French officials admitted Redoine Faid’s daring helicopter escape from a prison near Paris was ‘spectaculaire,’ and maybe there was a little security issue, too.
But nothing was done. And as if on cue, Faid broke out of the prison at Réau near southeastern Paris late Sunday morning in a helicopter escape so “spectaculaire,” in the words of one French official, that he bested the Hollywood bad guys in films like Scarface and Heat that he often said inspired him.
Faid, 46, a bank and armored-car robber, is a legend in France for blasting his way out of another prison in 2013 using dynamite and taking four wardens hostage. In the ’90s he ran a robbery ring and when police moved in, he fled to Israel disguised as an Orthodox Jew and learned to speak Hebrew.

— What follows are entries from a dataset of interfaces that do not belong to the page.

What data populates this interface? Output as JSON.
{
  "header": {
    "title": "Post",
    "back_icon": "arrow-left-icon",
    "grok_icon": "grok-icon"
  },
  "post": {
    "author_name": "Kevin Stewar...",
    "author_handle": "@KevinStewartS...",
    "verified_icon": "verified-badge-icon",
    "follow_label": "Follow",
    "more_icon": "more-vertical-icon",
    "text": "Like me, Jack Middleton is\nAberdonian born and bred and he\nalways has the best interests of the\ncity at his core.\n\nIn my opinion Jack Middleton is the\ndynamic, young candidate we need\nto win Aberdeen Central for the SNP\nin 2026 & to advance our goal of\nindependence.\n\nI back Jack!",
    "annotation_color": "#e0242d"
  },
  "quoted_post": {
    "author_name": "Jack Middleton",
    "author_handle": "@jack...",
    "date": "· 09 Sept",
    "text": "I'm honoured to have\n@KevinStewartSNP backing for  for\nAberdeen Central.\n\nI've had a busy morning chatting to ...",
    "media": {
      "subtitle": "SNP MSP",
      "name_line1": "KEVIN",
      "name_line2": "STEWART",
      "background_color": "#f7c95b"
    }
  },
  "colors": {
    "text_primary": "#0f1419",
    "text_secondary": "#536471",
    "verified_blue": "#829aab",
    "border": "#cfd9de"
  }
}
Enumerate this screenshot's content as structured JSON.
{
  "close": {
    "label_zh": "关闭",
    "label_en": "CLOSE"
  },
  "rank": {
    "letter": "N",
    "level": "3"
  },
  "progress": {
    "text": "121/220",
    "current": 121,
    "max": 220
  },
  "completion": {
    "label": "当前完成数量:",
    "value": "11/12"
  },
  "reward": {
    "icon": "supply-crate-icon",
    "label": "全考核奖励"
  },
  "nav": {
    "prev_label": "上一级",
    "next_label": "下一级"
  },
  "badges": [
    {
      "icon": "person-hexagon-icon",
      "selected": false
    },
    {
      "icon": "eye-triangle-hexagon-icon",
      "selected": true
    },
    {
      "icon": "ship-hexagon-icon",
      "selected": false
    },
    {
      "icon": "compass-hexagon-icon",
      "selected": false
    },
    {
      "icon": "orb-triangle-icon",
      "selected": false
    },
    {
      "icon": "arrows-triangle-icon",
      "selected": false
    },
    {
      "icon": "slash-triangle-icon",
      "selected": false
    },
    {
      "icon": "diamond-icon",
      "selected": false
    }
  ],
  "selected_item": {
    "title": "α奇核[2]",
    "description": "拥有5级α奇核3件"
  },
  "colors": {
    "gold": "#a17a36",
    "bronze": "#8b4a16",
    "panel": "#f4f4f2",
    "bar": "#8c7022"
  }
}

But he fooled the country in 2010 when he published a memoir called Braqueur, (Bank Robber). The book has a cover blurb from Heat director Michael Mann whom Faid approached at a Paris film festival in 2009. Faid told Mann, who directed Robert De Niro and Al Pacino in the gangster film, that he had been his de facto “technical adviser.”
When his book was published, Faid made the rounds of TV shows dressed nattily in a crisp white shirt proclaiming himself a changed man and a bandit no more. “My demons aren’t asleep, they’re completely dead,” Faid said in 2010.
Faid was due to be transferred to a tougher prison in Dijon in September but in an prescient and sharply-worded email dated June 22, a penal system official, citing his 31 years of experience, said it was “very dangerous” to wait and they risked “very serious violence” if Faid wasn’t moved well before September.
Faid’s brother was visiting him in prison when two heavily-armed men burst into the room and extracted him using smoke bombs and power tools. A third man remained in the helicopter in the prison courtyard with the pilot, a flight instructor who had been abducted along with his aircraft in a nearby airfield prior to the brazen operation.
Faid apparently gave his accomplices excellent intel. French media reported that the courtyard in which they landed the chopper was the only one at the prison not fitted with anti-helicopter nets because it’s only normally used for inmates when they are being admitted or released.
The “terrified” instructor was released and discovered in a “state of shock,” French police said. The helicopter was abandoned northeast of Paris near Charles de Gaulle airport and lit partially on fire. Faid and his three cohorts jumped into a black Renault Megane, then switched that out for a white van with the word “Enedis” on the outside.
Embarrassed officials began blaming the media for allegedly glorifying Faid’s prison break. But they admitted there “may” have been a screw-up that allowed Faid to literally fly the coop again.
Of course the way the French phrased it made events leading up to the break late Sunday morning sound almost elegant. “Il y a peut-etre eu une… défaillance,” or “slight failure” involving security measures, Justice Minister Nicole Belloubet said.
But how long can Faid, who’s good at getting out but sometimes bad at eluding capture, stay on the lam? In 2013 he was arrested in a cheap, Paris-area hotel room just six weeks after his escape.
The good news for him is that he’s a hero to seemingly half the country, with inmates gleefully filming his helicopter from between prison bars as he flew up and away with his accomplices.
“What an over-the-top dazzling escape,” someone called Leopard-King wrote on social media after viewing the video. “Only a Frenchman could pull that off. No tunneling through a sewer system. No, no, it has to be an Ocean’s Eleven extravaganza! I’m surprised the helicopter did not pull a twenty foot banner advertising his new clothing line that is to drop this fall. How fabulous! Bravo!”
French actress Béatrice Dalle, 53, known for her love of controversy, posted her support on Instagram.
“May God protect you, bravo, all of France is with you, at least I am that’s for sure,” Dalle wrote before it was apparently deleted by the social network after an Internet firestorm, according to Europe 1.
Faid is a Frenchman of Algerian descent from a large family and is said to be so polite, charming, and well-dressed that people don’t realize he is actually a manipulative predator.
He first committed larceny at age six when he stole a shopping cart full of sweets from a supermarket near the housing project where he grew up in Creil. Before long he was a full-fledged juvenile delinquent and called the “Terror of Creil,” Le Monde reported.
Le Monde also quoted a source at the Réau prison who said Faid never engaged in conflicts or confrontations in jail but that he was someone “you had to be careful around. In some corner of his head, he never lost the idea of trying to escape. He was very polite; he always hid his game.”